When we talk about Chinese government ownership, we are truly talking about enterprises controlled by the Communist party and mostly owned by the People’s Revolutionary army. It has been the practice over the last decade, due to lack of investment options in China, that Chinese government-owned enterprises team up with domestic companies to expand the Chinese interests abroad, as long as they remain in control and as long as the Chinese directly benefit from the investment.
So the bottom line is that the Chinese are offered to purchase a little of St. Maarten’s sovereignty to do its business unhindered with making money as a prime goal. The method used here is not a Foreign Direct Investment (FDI) where the Chinese are willing to invest in the business interest of St Maarten. We are talking about an Overseas Direct Investment (ODI) in which the Chinese simply expands its business interest from China to St. Maarten. What does this really mean for us?
The plan of building this hotel and apartments could be compared to building a permanent cruise ship on land. Like a cruise ship the business operation is totally contained, except the hotel is a one-time purchase, whereas cruise ships continuously arrive and have to pay to do so.
In this case, the hotel will probably be built entirely by the Chinese. All materials and labor will probably be shipped in and once built it will be probably be managed and staffed by Chinese.

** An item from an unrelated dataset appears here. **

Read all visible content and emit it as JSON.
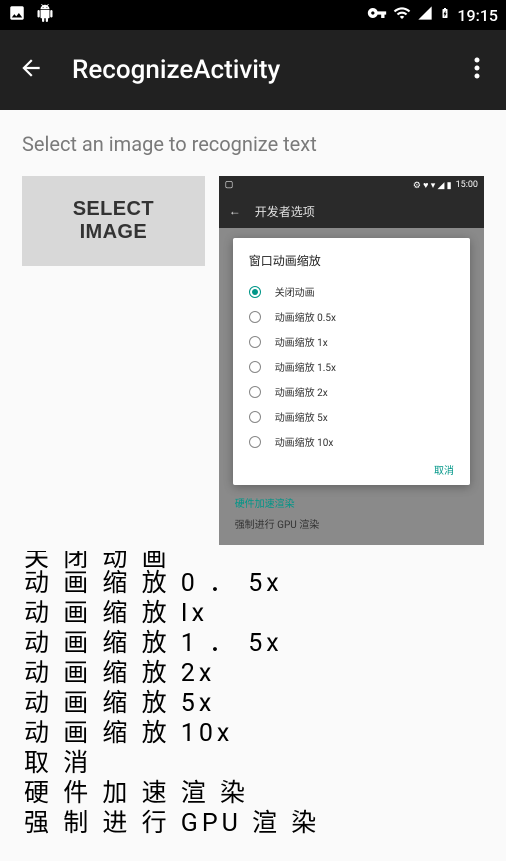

The services that spill from the hotel will also probably be controlled by Chinese. It need not be like that. However, it all depends on how strong our government has bargained to ensure St. Maarten’s best interests are protected. Remember nothing comes free in commercial dealings with the Chinese.
Given the secrecy to date, without a doubt the Chinese will demand favorable (tax) concessions and will seek favors from politicians who will be keen to protect the(ir) Chinese investment. This status quo got TO GO!